- _WHAT YOU WILL DO_:
What is needed is an exact copy of the records below, with the pictures left out.

DATA UNDER STUDY Block Start

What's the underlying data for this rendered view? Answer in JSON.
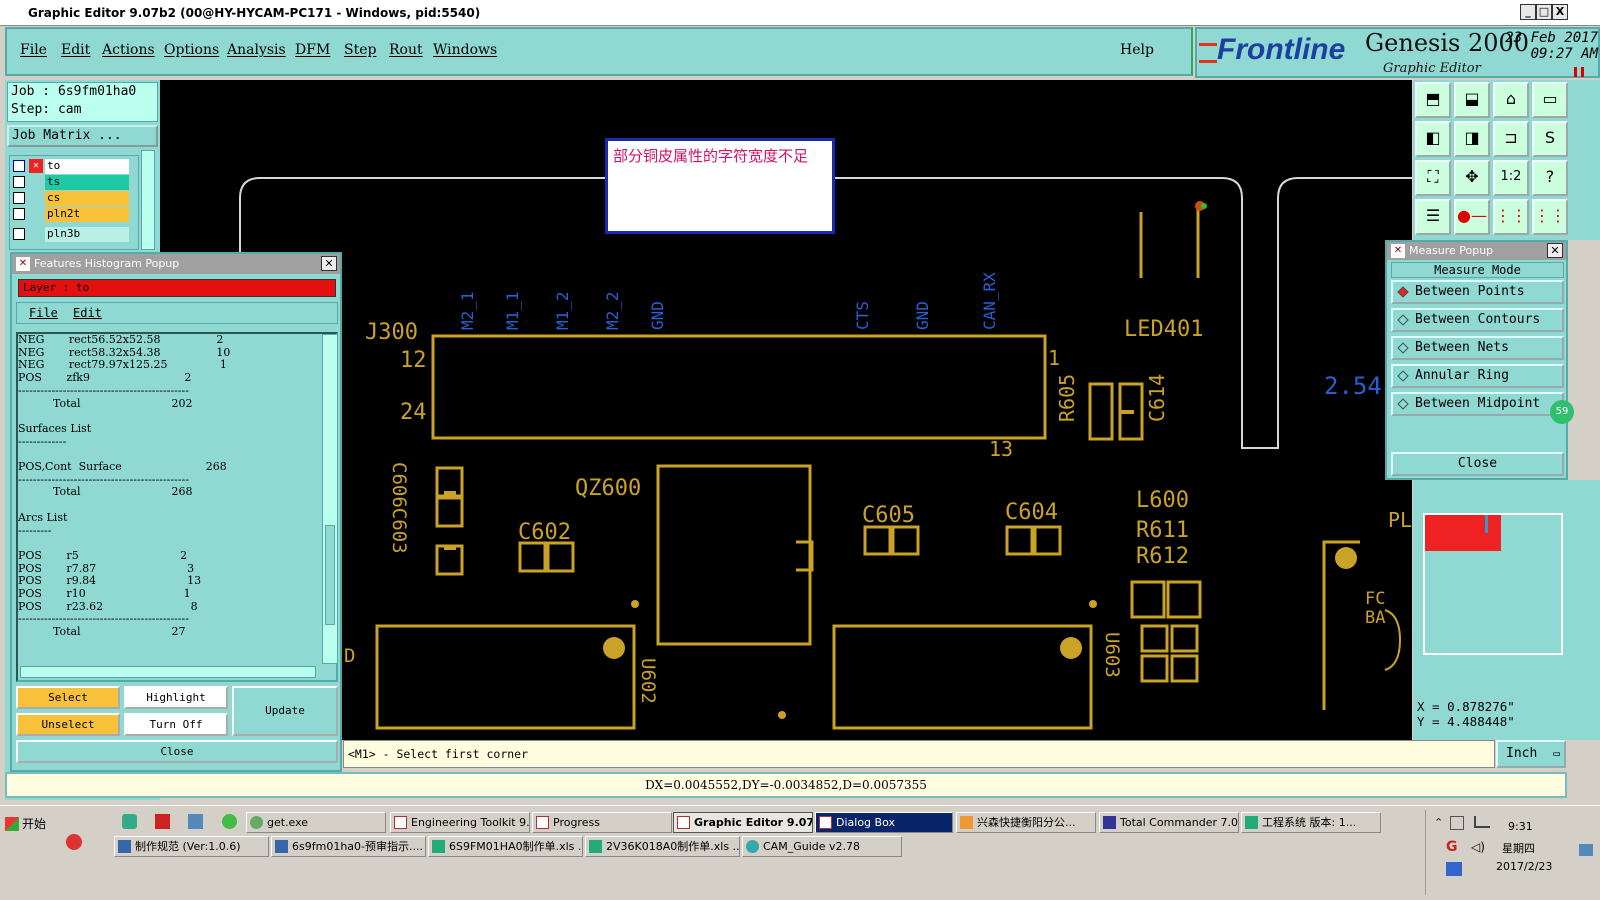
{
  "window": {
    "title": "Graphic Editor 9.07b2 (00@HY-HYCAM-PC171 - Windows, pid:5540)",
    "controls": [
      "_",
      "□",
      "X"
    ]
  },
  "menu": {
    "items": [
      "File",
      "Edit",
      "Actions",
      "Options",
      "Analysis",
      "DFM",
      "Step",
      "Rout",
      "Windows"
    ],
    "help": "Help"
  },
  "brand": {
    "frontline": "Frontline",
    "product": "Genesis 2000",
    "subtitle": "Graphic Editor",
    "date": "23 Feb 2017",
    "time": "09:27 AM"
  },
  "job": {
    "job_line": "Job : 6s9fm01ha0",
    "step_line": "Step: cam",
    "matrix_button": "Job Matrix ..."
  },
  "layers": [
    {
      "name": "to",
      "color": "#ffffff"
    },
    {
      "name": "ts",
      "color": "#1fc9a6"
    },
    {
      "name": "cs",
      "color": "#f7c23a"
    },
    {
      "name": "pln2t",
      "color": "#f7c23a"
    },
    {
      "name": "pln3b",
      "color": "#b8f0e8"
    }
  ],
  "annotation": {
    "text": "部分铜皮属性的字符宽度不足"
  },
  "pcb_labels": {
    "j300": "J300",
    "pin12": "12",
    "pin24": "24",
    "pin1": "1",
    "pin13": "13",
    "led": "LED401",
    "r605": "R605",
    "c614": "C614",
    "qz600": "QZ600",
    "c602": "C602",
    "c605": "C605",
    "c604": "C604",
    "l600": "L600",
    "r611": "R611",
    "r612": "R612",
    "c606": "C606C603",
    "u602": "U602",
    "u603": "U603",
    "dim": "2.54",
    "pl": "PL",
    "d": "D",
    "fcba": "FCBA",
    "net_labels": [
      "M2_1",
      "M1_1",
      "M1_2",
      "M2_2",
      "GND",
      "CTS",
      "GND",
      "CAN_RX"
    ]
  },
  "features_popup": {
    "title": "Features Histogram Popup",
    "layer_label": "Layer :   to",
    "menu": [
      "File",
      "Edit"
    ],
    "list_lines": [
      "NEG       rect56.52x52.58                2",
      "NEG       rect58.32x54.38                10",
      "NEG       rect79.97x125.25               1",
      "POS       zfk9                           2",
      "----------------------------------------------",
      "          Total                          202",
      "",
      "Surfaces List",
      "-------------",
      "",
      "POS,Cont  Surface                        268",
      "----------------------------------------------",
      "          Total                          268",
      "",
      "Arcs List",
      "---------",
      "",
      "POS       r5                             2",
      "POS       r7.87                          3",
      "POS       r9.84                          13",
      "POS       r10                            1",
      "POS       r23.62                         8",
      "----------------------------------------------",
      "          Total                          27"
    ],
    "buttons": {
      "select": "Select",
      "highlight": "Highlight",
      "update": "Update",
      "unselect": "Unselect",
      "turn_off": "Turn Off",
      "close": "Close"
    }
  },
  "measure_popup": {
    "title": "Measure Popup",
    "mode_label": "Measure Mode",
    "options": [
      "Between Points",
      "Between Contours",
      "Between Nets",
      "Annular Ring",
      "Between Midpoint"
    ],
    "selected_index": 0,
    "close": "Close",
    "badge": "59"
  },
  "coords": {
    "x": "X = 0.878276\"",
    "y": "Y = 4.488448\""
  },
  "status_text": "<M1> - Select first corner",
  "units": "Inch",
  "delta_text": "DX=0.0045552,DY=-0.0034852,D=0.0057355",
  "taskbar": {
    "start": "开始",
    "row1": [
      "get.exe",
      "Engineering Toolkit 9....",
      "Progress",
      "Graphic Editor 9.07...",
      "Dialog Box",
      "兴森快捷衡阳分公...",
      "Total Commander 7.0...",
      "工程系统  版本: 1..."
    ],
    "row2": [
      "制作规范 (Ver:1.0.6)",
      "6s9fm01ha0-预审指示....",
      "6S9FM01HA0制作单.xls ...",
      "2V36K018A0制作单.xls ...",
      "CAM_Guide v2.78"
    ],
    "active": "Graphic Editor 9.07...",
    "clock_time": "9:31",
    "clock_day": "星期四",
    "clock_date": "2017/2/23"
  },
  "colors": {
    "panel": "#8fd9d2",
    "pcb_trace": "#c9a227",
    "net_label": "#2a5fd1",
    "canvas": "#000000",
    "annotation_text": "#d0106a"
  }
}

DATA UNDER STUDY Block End

- _FINISHED TASK_:
What's the underlying data for this rendered view? Answer in JSON.
{
  "window": {
    "title": "Graphic Editor 9.07b2 (00@HY-HYCAM-PC171 - Windows, pid:5540)",
    "controls": [
      "_",
      "□",
      "X"
    ]
  },
  "menu": {
    "items": [
      "File",
      "Edit",
      "Actions",
      "Options",
      "Analysis",
      "DFM",
      "Step",
      "Rout",
      "Windows"
    ],
    "help": "Help"
  },
  "brand": {
    "frontline": "Frontline",
    "product": "Genesis 2000",
    "subtitle": "Graphic Editor",
    "date": "23 Feb 2017",
    "time": "09:27 AM"
  },
  "job": {
    "job_line": "Job : 6s9fm01ha0",
    "step_line": "Step: cam",
    "matrix_button": "Job Matrix ..."
  },
  "layers": [
    {
      "name": "to",
      "color": "#ffffff"
    },
    {
      "name": "ts",
      "color": "#1fc9a6"
    },
    {
      "name": "cs",
      "color": "#f7c23a"
    },
    {
      "name": "pln2t",
      "color": "#f7c23a"
    },
    {
      "name": "pln3b",
      "color": "#b8f0e8"
    }
  ],
  "annotation": {
    "text": "部分铜皮属性的字符宽度不足"
  },
  "pcb_labels": {
    "j300": "J300",
    "pin12": "12",
    "pin24": "24",
    "pin1": "1",
    "pin13": "13",
    "led": "LED401",
    "r605": "R605",
    "c614": "C614",
    "qz600": "QZ600",
    "c602": "C602",
    "c605": "C605",
    "c604": "C604",
    "l600": "L600",
    "r611": "R611",
    "r612": "R612",
    "c606": "C606C603",
    "u602": "U602",
    "u603": "U603",
    "dim": "2.54",
    "pl": "PL",
    "d": "D",
    "fcba": "FCBA",
    "net_labels": [
      "M2_1",
      "M1_1",
      "M1_2",
      "M2_2",
      "GND",
      "CTS",
      "GND",
      "CAN_RX"
    ]
  },
  "features_popup": {
    "title": "Features Histogram Popup",
    "layer_label": "Layer :   to",
    "menu": [
      "File",
      "Edit"
    ],
    "list_lines": [
      "NEG       rect56.52x52.58                2",
      "NEG       rect58.32x54.38                10",
      "NEG       rect79.97x125.25               1",
      "POS       zfk9                           2",
      "----------------------------------------------",
      "          Total                          202",
      "",
      "Surfaces List",
      "-------------",
      "",
      "POS,Cont  Surface                        268",
      "----------------------------------------------",
      "          Total                          268",
      "",
      "Arcs List",
      "---------",
      "",
      "POS       r5                             2",
      "POS       r7.87                          3",
      "POS       r9.84                          13",
      "POS       r10                            1",
      "POS       r23.62                         8",
      "----------------------------------------------",
      "          Total                          27"
    ],
    "buttons": {
      "select": "Select",
      "highlight": "Highlight",
      "update": "Update",
      "unselect": "Unselect",
      "turn_off": "Turn Off",
      "close": "Close"
    }
  },
  "measure_popup": {
    "title": "Measure Popup",
    "mode_label": "Measure Mode",
    "options": [
      "Between Points",
      "Between Contours",
      "Between Nets",
      "Annular Ring",
      "Between Midpoint"
    ],
    "selected_index": 0,
    "close": "Close",
    "badge": "59"
  },
  "coords": {
    "x": "X = 0.878276\"",
    "y": "Y = 4.488448\""
  },
  "status_text": "<M1> - Select first corner",
  "units": "Inch",
  "delta_text": "DX=0.0045552,DY=-0.0034852,D=0.0057355",
  "taskbar": {
    "start": "开始",
    "row1": [
      "get.exe",
      "Engineering Toolkit 9....",
      "Progress",
      "Graphic Editor 9.07...",
      "Dialog Box",
      "兴森快捷衡阳分公...",
      "Total Commander 7.0...",
      "工程系统  版本: 1..."
    ],
    "row2": [
      "制作规范 (Ver:1.0.6)",
      "6s9fm01ha0-预审指示....",
      "6S9FM01HA0制作单.xls ...",
      "2V36K018A0制作单.xls ...",
      "CAM_Guide v2.78"
    ],
    "active": "Graphic Editor 9.07...",
    "clock_time": "9:31",
    "clock_day": "星期四",
    "clock_date": "2017/2/23"
  },
  "colors": {
    "panel": "#8fd9d2",
    "pcb_trace": "#c9a227",
    "net_label": "#2a5fd1",
    "canvas": "#000000",
    "annotation_text": "#d0106a"
  }
}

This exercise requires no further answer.